18. Trees To Climb
This is, of course, one of the all-time classic pastimes of childhood.
While climbing trees, your head will be in all sorts of different angles.
Also, there is the height involved, and seeing the world below differently the higher up you go.
19. Roll Down Hills
Some children may be resistant to trying this, whereas others will do it for hours!
This is one of the ultimate orientation schema activities!
Your head will be spinning around continually, as you see sky then floor, sky then floor, in a whizzing blur of sensation!
Good weather-proof clothing is essential for this if you doing it on any slightly wet grass surface.
A classic forest school activity that is related is a downhill mudslide. Once again, suitable clothing is a must.
20. Natural Obstacle Courses
Some large loose parts are often the ideal way to create largescale natural obstacle courses.
Children can create these themselves.
Some good resources would include:
Children can assemble these in all sorts of ways to make walkways and obstacle courses.
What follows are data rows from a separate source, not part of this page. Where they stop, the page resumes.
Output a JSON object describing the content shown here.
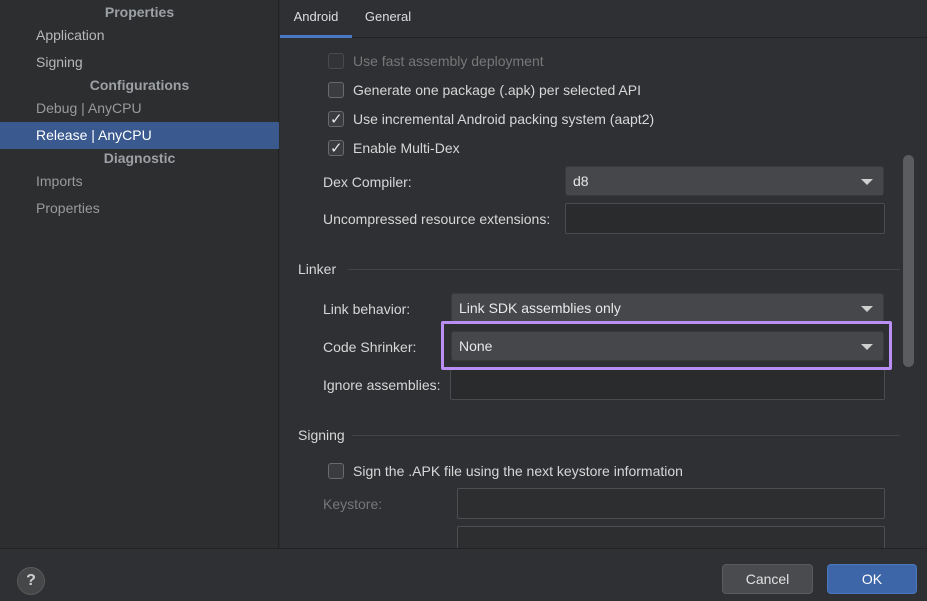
{
  "sidebar": {
    "headers": {
      "properties": "Properties",
      "configurations": "Configurations",
      "diagnostic": "Diagnostic"
    },
    "items": {
      "application": "Application",
      "signing": "Signing",
      "debug": "Debug | AnyCPU",
      "release": "Release | AnyCPU",
      "imports": "Imports",
      "properties": "Properties"
    },
    "selected": "Release | AnyCPU"
  },
  "tabs": {
    "android": "Android",
    "general": "General",
    "active": "Android"
  },
  "build": {
    "fast_deploy": {
      "label": "Use fast assembly deployment",
      "checked": false,
      "enabled": false
    },
    "one_package": {
      "label": "Generate one package (.apk) per selected API",
      "checked": false
    },
    "aapt2": {
      "label": "Use incremental Android packing system (aapt2)",
      "checked": true
    },
    "multidex": {
      "label": "Enable Multi-Dex",
      "checked": true
    },
    "dex_compiler": {
      "label": "Dex Compiler:",
      "value": "d8"
    },
    "uncompressed": {
      "label": "Uncompressed resource extensions:",
      "value": ""
    }
  },
  "linker": {
    "title": "Linker",
    "link_behavior": {
      "label": "Link behavior:",
      "value": "Link SDK assemblies only"
    },
    "code_shrinker": {
      "label": "Code Shrinker:",
      "value": "None"
    },
    "ignore_assemblies": {
      "label": "Ignore assemblies:",
      "value": ""
    }
  },
  "signing": {
    "title": "Signing",
    "sign_apk": {
      "label": "Sign the .APK file using the next keystore information",
      "checked": false
    },
    "keystore": {
      "label": "Keystore:",
      "value": ""
    }
  },
  "footer": {
    "help": "?",
    "cancel": "Cancel",
    "ok": "OK"
  },
  "colors": {
    "accent": "#3d66a8",
    "highlight": "#b98ef5",
    "selected_row": "#3a5a8f"
  }
}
They then experiment with height, balance, and orientation.
21. Bug Hunts Using Binoculars And Magnifying Glasses
This is a less obvious idea in this list, but definitely, an activity that involves an orientation schema.
In searching for small bugs, there will be all sorts of looking under logs, looking up and down tree branches, searching under stones, and generally looking up and looking down.
See-saws are great for providing a continual change in height and visual perspective.
They are also good for balance, and gross motor skills.
Swings come in all sorts of designs, and all promote orientation schema interest.
Playground swings provide a real feeling of speed.
Simple rope swings suspended from trees also offer opportunities to swing and rotate.
You can also create things like tire swings.
Orientation Schemas – The Big Picture
Children with an orientation schema will easily be able to experiment with orientation themselves, as long as you can provide just a few simple resources.
They will naturally be interested in interacting with objects in a range of positions and angles.
It is a schema that requires big resources and involves lots of outdoor movement.
Try not to stop children from sitting upside down! Or from lying in bizarre positions around the setting. This is helping them learn!
Good luck promoting orientation schemas with your children!